JESSICA CHASTAIN: Well, Shira’s an incredible actress. And you know, I just kind of – I instinctively knew to not try to distract her in any way. You know, when we were filming that stuff, she was so in it, that I didn’t want to be like, “Hey, how was dinner tonight?” you know, and talking about things that didn’t connect to what the scene was. So I always held back. I, you know, I was there in case she needed me, or I, you know, was watching her in between takes. But I never tried to do anything that would pull her out of it.
NIKI CARO: You know, it was incredibly organic, actually, the whole – the whole movie was. But in that scene, in particular, there was a bunny. And the bunny is – really shows us the healing power of animals – that it’s a little bunny that can break through for this girl. And that’s Antonina’s gift, really, to know, you know, without words, without overt action, just what to do in that moment. And Jessica absolutely has that gift herself, as a human being. So – which really made my job very, very easy.
This storyline, involving Ursula, (which I found out later is not in the book), was the part in the movie that hit me the hardest. Knowing that this was probably a very common occurrence during WWII, is unbearable to think about. And yet, there is a part of me, after contemplating, that’s realized how important it is for us to not forget about this war. Emotional and moving films like, The Zookeeper’s Wife, help to keep these stories alive. By reading books and watching films like these, we celebrate those brave individuals in the past, in particular the many unheard voices of the women who bravely fought for a world order that was almost lost. After all is said and done, all I can say is please go see this movie; it is one that will stay with you for a very long time. This month, I’ll be reading the newly released book, with the movie tie in cover, and looking forward to comparing and contrasting the film to the book.
Synopsis: The real-life story of one working wife and mother who became a hero to hundreds during World War II. In 1939 Poland, Antonina Żabińska (portrayed by two-time Academy Award nominee Jessica Chastain) and her husband, Dr. Jan Żabiński (Johan Heldenbergh of “The Broken Circle Breakdown”), have the Warsaw Zoo flourishing under his stewardship and her care. When their country is invaded by the Germans, Jan and Antonina are stunned – and forced to report to the Reich’s newly appointed chief zoologist, Lutz Heck (Daniel Brühl of “Captain America: Civil War”). To fight back on their own terms, Antonina and Jan covertly begin working with the Resistance – and put into action plans to save lives out of what has become the Warsaw Ghetto, with Antonina putting herself and even her children at great risk.

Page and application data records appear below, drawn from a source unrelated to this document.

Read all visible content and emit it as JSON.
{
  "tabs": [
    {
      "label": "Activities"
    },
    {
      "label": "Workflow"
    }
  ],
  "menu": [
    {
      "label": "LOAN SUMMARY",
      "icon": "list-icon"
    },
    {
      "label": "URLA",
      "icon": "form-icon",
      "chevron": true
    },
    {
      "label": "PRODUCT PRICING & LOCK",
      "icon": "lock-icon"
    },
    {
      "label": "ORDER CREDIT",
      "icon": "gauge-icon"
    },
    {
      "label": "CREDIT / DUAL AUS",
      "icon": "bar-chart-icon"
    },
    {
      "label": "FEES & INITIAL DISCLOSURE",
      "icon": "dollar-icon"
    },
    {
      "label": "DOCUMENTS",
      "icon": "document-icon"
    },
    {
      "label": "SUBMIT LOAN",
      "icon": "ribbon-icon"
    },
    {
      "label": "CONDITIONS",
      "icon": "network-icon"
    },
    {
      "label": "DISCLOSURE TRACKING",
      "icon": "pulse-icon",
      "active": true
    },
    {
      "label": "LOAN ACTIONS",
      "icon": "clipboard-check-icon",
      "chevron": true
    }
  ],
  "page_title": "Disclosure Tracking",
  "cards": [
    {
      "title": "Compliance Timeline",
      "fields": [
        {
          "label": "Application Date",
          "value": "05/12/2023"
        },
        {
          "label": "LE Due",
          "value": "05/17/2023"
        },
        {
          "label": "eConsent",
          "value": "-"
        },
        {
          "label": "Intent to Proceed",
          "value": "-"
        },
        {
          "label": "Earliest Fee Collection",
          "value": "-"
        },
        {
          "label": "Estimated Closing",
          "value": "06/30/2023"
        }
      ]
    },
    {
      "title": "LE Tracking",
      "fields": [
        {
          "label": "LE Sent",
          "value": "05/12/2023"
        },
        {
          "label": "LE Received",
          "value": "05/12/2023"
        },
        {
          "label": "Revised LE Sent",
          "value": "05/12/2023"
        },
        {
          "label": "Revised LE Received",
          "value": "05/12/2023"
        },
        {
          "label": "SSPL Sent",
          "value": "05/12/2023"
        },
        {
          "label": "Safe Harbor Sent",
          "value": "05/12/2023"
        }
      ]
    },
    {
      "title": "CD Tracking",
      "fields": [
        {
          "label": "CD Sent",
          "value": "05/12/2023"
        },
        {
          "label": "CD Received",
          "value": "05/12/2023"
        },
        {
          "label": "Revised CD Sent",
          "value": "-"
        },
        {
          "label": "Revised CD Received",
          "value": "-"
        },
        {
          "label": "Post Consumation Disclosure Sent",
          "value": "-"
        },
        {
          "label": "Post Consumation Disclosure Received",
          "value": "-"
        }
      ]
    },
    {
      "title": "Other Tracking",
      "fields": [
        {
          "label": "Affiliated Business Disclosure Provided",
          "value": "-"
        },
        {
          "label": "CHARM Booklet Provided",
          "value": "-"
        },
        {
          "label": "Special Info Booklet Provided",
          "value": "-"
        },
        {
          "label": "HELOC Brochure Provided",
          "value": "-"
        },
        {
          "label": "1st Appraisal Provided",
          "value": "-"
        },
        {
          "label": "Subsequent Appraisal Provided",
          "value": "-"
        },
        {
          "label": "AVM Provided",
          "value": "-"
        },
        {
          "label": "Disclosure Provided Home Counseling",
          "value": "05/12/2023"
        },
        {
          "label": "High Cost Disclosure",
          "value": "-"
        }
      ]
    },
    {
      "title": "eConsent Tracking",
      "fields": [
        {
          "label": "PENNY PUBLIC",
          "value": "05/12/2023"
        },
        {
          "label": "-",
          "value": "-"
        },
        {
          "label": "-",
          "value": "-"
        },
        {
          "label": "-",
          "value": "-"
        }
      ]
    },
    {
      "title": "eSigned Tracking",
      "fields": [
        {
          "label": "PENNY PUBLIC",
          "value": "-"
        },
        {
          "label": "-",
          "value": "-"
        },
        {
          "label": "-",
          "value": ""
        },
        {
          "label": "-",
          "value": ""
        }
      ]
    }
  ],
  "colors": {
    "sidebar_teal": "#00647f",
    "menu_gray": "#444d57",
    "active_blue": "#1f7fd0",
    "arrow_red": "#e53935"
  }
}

Director: Niki Caro (“North Country,” “Whale Rider,” “McFarland, USA”)
Writer: Angela Workman (“War Bride”), based on the nonfiction book by Diane Ackerman
Cast: Jessica Chastain, Johan Heldenbergh, Michael McElhatton, and Daniel Brühl
Running Time: 126 minutes
Antonina Featurette: https://www.youtube.com/watch?v=E2xTECtyiB8
**A very special thanks to Focus Features for the fabulous opportunity to attend the screening in NYC.**